▸ **Problem to solve**: Copy out each line containing "运算公式" from the entries below.

▸ **Data to process**:

________

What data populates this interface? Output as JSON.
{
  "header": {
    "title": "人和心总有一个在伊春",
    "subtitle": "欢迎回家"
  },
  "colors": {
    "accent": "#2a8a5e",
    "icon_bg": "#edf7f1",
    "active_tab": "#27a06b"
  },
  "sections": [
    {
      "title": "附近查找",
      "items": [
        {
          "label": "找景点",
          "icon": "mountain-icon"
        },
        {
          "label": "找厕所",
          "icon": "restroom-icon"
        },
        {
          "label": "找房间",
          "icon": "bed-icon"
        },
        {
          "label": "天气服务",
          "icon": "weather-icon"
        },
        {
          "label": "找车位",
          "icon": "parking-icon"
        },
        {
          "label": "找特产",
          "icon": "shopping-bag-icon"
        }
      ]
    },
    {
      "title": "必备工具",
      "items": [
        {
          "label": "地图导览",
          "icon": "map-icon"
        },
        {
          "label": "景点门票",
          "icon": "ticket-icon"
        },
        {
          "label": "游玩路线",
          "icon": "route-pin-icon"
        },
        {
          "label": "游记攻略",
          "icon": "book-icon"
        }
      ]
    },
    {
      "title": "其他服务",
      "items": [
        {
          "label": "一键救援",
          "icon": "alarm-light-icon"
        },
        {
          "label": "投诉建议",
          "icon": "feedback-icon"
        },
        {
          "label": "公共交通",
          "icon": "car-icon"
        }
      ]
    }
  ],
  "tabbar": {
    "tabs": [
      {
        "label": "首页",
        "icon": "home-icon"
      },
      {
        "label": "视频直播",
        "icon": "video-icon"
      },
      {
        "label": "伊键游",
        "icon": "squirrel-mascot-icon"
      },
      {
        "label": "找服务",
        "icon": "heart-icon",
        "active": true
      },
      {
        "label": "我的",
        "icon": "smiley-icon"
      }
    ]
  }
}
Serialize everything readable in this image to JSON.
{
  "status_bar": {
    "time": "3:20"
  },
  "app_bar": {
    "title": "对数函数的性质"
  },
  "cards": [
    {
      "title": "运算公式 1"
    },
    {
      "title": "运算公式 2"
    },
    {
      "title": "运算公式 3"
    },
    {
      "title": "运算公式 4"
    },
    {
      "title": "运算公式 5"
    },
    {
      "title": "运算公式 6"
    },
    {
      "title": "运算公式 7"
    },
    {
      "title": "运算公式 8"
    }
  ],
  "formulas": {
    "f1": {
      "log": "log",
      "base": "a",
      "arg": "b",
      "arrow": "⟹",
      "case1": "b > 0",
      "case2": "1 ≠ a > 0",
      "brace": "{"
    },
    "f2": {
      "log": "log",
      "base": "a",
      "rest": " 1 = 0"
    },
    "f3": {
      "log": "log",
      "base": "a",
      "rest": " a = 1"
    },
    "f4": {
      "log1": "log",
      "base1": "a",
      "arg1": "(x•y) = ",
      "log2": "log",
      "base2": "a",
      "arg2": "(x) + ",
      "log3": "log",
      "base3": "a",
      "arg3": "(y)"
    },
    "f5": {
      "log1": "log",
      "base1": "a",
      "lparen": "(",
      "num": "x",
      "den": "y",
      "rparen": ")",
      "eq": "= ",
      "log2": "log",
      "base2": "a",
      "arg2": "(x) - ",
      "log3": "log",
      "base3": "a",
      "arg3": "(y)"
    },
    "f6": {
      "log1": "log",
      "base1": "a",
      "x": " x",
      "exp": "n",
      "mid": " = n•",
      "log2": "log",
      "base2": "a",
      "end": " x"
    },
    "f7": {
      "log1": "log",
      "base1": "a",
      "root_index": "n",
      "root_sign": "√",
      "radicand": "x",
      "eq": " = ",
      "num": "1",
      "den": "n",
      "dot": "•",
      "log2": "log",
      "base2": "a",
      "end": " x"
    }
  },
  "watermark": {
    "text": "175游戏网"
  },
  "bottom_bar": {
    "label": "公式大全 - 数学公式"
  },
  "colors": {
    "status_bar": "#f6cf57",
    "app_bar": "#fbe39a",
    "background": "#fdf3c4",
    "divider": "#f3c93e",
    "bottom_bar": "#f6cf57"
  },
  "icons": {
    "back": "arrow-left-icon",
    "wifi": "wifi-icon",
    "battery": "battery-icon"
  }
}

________

▸ **Exercise output**:
      "title": "运算公式 1"
      "title": "运算公式 2"
      "title": "运算公式 3"
      "title": "运算公式 4"
      "title": "运算公式 5"
      "title": "运算公式 6"
      "title": "运算公式 7"
      "title": "运算公式 8"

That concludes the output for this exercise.